*** EXCERPTED DATA Section Begins ***

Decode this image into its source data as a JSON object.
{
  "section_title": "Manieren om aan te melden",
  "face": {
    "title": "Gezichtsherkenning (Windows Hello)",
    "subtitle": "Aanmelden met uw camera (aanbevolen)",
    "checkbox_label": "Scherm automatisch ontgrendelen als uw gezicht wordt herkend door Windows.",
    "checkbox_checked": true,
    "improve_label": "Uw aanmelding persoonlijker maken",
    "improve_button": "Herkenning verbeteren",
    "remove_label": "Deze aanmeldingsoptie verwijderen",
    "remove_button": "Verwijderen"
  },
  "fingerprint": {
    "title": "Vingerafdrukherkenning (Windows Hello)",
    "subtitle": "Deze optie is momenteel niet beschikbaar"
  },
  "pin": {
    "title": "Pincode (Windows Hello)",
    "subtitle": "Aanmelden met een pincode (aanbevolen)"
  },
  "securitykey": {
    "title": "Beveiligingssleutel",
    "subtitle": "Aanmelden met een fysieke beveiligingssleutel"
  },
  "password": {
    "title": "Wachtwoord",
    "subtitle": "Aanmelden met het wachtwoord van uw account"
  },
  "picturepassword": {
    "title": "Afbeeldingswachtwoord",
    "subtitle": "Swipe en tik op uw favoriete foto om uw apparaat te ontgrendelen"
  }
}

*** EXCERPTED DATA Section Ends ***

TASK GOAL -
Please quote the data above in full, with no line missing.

EXERCISE RESPONSE -
Decode this image into its source data as a JSON object.
{
  "section_title": "Manieren om aan te melden",
  "face": {
    "title": "Gezichtsherkenning (Windows Hello)",
    "subtitle": "Aanmelden met uw camera (aanbevolen)",
    "checkbox_label": "Scherm automatisch ontgrendelen als uw gezicht wordt herkend door Windows.",
    "checkbox_checked": true,
    "improve_label": "Uw aanmelding persoonlijker maken",
    "improve_button": "Herkenning verbeteren",
    "remove_label": "Deze aanmeldingsoptie verwijderen",
    "remove_button": "Verwijderen"
  },
  "fingerprint": {
    "title": "Vingerafdrukherkenning (Windows Hello)",
    "subtitle": "Deze optie is momenteel niet beschikbaar"
  },
  "pin": {
    "title": "Pincode (Windows Hello)",
    "subtitle": "Aanmelden met een pincode (aanbevolen)"
  },
  "securitykey": {
    "title": "Beveiligingssleutel",
    "subtitle": "Aanmelden met een fysieke beveiligingssleutel"
  },
  "password": {
    "title": "Wachtwoord",
    "subtitle": "Aanmelden met het wachtwoord van uw account"
  },
  "picturepassword": {
    "title": "Afbeeldingswachtwoord",
    "subtitle": "Swipe en tik op uw favoriete foto om uw apparaat te ontgrendelen"
  }
}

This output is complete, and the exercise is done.